TASK TO COMPLETE: Return all lines below containing the word "near".

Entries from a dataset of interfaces

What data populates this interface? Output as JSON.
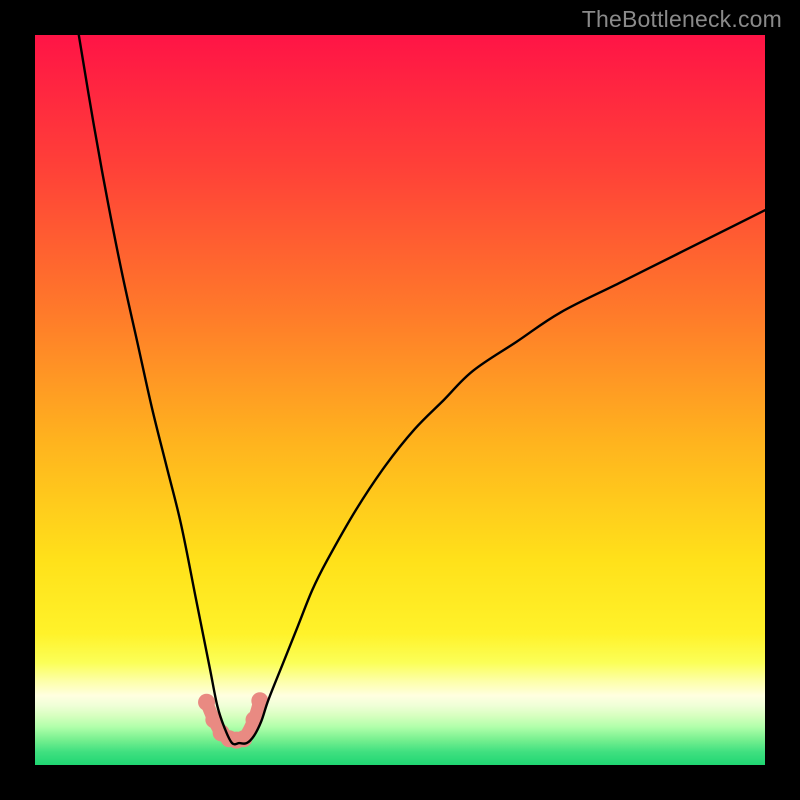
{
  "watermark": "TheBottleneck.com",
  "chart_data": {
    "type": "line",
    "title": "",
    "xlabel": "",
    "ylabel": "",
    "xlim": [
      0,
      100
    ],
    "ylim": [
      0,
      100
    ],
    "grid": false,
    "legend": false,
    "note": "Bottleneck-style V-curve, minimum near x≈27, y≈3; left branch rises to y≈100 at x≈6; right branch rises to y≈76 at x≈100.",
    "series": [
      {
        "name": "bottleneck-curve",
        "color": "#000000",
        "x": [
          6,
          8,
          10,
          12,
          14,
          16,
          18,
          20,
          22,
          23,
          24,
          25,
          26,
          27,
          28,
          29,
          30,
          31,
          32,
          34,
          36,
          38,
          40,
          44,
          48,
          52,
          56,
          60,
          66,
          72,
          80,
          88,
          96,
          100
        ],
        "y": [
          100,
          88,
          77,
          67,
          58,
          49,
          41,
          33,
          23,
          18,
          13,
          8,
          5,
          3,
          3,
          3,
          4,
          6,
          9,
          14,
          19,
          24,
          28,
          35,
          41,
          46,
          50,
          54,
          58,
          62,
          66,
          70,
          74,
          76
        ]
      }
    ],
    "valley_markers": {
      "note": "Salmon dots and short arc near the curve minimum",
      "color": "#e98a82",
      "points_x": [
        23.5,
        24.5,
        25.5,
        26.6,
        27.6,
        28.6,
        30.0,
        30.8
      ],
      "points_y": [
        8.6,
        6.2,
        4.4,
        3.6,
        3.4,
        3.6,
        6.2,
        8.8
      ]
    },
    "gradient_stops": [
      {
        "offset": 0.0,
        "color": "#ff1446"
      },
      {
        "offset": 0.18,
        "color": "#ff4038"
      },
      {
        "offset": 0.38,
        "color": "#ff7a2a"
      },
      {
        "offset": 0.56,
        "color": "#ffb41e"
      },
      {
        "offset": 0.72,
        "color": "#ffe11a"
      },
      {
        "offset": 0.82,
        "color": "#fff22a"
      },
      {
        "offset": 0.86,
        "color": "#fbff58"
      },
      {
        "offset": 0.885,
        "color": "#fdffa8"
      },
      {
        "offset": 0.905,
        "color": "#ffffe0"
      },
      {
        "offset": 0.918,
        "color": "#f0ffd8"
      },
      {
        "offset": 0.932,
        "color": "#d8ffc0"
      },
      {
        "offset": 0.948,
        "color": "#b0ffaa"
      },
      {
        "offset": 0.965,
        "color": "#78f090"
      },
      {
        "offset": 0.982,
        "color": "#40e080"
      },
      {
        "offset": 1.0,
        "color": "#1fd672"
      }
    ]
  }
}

YOUR RESPONSE:
    "note": "Bottleneck-style V-curve, minimum near x≈27, y≈3; left branch rises to y≈100 at x≈6; right branch rises to y≈76 at x≈100.",
      "note": "Salmon dots and short arc near the curve minimum",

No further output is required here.